__Data shown__
▼▼▼

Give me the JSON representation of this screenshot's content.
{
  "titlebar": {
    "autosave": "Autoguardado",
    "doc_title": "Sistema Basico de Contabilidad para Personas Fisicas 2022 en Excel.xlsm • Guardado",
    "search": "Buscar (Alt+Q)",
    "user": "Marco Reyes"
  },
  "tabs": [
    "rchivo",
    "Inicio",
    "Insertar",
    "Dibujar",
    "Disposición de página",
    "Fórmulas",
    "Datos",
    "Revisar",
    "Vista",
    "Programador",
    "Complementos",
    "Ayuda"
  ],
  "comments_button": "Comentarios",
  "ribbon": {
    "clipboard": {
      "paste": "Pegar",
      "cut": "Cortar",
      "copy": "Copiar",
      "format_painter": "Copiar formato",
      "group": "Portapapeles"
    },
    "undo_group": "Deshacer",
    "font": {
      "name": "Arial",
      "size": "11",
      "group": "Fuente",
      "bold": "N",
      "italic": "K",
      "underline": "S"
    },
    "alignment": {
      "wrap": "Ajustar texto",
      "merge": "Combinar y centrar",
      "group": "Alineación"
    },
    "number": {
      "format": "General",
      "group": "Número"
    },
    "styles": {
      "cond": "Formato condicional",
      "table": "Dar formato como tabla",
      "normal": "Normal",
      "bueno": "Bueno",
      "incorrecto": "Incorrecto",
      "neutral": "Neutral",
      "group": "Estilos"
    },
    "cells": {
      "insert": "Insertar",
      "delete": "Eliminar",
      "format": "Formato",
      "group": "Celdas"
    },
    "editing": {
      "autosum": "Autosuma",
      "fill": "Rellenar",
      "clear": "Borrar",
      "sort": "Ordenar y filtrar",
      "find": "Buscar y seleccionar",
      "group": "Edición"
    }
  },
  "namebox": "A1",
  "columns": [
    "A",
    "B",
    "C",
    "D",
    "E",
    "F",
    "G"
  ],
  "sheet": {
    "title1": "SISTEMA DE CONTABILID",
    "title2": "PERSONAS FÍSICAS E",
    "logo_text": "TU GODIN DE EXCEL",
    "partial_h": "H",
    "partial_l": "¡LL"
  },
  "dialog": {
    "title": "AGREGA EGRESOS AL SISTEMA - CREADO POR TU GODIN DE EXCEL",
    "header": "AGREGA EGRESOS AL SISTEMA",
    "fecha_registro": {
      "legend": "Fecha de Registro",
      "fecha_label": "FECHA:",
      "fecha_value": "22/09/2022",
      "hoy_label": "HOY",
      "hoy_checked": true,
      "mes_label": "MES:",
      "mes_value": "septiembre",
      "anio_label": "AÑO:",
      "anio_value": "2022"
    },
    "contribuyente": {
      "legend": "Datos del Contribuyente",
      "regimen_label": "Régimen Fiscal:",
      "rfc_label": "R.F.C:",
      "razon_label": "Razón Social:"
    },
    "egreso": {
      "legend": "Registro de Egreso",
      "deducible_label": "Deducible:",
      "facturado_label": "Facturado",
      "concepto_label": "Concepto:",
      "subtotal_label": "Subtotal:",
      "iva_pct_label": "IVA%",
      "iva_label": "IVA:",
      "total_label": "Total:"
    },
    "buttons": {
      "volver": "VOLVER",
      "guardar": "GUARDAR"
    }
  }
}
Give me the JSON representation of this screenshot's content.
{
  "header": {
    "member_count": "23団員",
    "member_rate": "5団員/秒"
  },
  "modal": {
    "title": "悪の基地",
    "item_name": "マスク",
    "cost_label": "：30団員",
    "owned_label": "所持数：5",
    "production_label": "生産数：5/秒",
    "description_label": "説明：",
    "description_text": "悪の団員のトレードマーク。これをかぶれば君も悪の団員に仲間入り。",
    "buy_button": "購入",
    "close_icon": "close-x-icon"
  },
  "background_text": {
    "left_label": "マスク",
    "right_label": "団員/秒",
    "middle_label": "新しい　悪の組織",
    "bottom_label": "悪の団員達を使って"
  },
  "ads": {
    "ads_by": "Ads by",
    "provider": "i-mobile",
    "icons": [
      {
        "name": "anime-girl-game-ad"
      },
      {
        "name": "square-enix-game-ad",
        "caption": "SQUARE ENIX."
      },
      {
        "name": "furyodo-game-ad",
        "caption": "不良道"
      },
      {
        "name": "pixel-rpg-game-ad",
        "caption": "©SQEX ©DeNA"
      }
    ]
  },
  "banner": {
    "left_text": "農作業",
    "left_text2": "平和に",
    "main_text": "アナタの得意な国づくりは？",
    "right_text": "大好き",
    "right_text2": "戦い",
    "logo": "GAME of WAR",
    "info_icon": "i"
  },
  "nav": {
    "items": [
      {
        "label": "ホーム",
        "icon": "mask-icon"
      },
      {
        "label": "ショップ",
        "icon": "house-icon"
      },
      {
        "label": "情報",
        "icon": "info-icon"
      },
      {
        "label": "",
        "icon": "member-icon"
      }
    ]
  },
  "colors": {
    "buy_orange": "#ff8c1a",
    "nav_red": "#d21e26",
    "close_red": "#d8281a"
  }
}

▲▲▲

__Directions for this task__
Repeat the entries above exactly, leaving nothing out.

__Task output__
Give me the JSON representation of this screenshot's content.
{
  "titlebar": {
    "autosave": "Autoguardado",
    "doc_title": "Sistema Basico de Contabilidad para Personas Fisicas 2022 en Excel.xlsm • Guardado",
    "search": "Buscar (Alt+Q)",
    "user": "Marco Reyes"
  },
  "tabs": [
    "rchivo",
    "Inicio",
    "Insertar",
    "Dibujar",
    "Disposición de página",
    "Fórmulas",
    "Datos",
    "Revisar",
    "Vista",
    "Programador",
    "Complementos",
    "Ayuda"
  ],
  "comments_button": "Comentarios",
  "ribbon": {
    "clipboard": {
      "paste": "Pegar",
      "cut": "Cortar",
      "copy": "Copiar",
      "format_painter": "Copiar formato",
      "group": "Portapapeles"
    },
    "undo_group": "Deshacer",
    "font": {
      "name": "Arial",
      "size": "11",
      "group": "Fuente",
      "bold": "N",
      "italic": "K",
      "underline": "S"
    },
    "alignment": {
      "wrap": "Ajustar texto",
      "merge": "Combinar y centrar",
      "group": "Alineación"
    },
    "number": {
      "format": "General",
      "group": "Número"
    },
    "styles": {
      "cond": "Formato condicional",
      "table": "Dar formato como tabla",
      "normal": "Normal",
      "bueno": "Bueno",
      "incorrecto": "Incorrecto",
      "neutral": "Neutral",
      "group": "Estilos"
    },
    "cells": {
      "insert": "Insertar",
      "delete": "Eliminar",
      "format": "Formato",
      "group": "Celdas"
    },
    "editing": {
      "autosum": "Autosuma",
      "fill": "Rellenar",
      "clear": "Borrar",
      "sort": "Ordenar y filtrar",
      "find": "Buscar y seleccionar",
      "group": "Edición"
    }
  },
  "namebox": "A1",
  "columns": [
    "A",
    "B",
    "C",
    "D",
    "E",
    "F",
    "G"
  ],
  "sheet": {
    "title1": "SISTEMA DE CONTABILID",
    "title2": "PERSONAS FÍSICAS E",
    "logo_text": "TU GODIN DE EXCEL",
    "partial_h": "H",
    "partial_l": "¡LL"
  },
  "dialog": {
    "title": "AGREGA EGRESOS AL SISTEMA - CREADO POR TU GODIN DE EXCEL",
    "header": "AGREGA EGRESOS AL SISTEMA",
    "fecha_registro": {
      "legend": "Fecha de Registro",
      "fecha_label": "FECHA:",
      "fecha_value": "22/09/2022",
      "hoy_label": "HOY",
      "hoy_checked": true,
      "mes_label": "MES:",
      "mes_value": "septiembre",
      "anio_label": "AÑO:",
      "anio_value": "2022"
    },
    "contribuyente": {
      "legend": "Datos del Contribuyente",
      "regimen_label": "Régimen Fiscal:",
      "rfc_label": "R.F.C:",
      "razon_label": "Razón Social:"
    },
    "egreso": {
      "legend": "Registro de Egreso",
      "deducible_label": "Deducible:",
      "facturado_label": "Facturado",
      "concepto_label": "Concepto:",
      "subtotal_label": "Subtotal:",
      "iva_pct_label": "IVA%",
      "iva_label": "IVA:",
      "total_label": "Total:"
    },
    "buttons": {
      "volver": "VOLVER",
      "guardar": "GUARDAR"
    }
  }
}
Give me the JSON representation of this screenshot's content.
{
  "header": {
    "member_count": "23団員",
    "member_rate": "5団員/秒"
  },
  "modal": {
    "title": "悪の基地",
    "item_name": "マスク",
    "cost_label": "：30団員",
    "owned_label": "所持数：5",
    "production_label": "生産数：5/秒",
    "description_label": "説明：",
    "description_text": "悪の団員のトレードマーク。これをかぶれば君も悪の団員に仲間入り。",
    "buy_button": "購入",
    "close_icon": "close-x-icon"
  },
  "background_text": {
    "left_label": "マスク",
    "right_label": "団員/秒",
    "middle_label": "新しい　悪の組織",
    "bottom_label": "悪の団員達を使って"
  },
  "ads": {
    "ads_by": "Ads by",
    "provider": "i-mobile",
    "icons": [
      {
        "name": "anime-girl-game-ad"
      },
      {
        "name": "square-enix-game-ad",
        "caption": "SQUARE ENIX."
      },
      {
        "name": "furyodo-game-ad",
        "caption": "不良道"
      },
      {
        "name": "pixel-rpg-game-ad",
        "caption": "©SQEX ©DeNA"
      }
    ]
  },
  "banner": {
    "left_text": "農作業",
    "left_text2": "平和に",
    "main_text": "アナタの得意な国づくりは？",
    "right_text": "大好き",
    "right_text2": "戦い",
    "logo": "GAME of WAR",
    "info_icon": "i"
  },
  "nav": {
    "items": [
      {
        "label": "ホーム",
        "icon": "mask-icon"
      },
      {
        "label": "ショップ",
        "icon": "house-icon"
      },
      {
        "label": "情報",
        "icon": "info-icon"
      },
      {
        "label": "",
        "icon": "member-icon"
      }
    ]
  },
  "colors": {
    "buy_orange": "#ff8c1a",
    "nav_red": "#d21e26",
    "close_red": "#d8281a"
  }
}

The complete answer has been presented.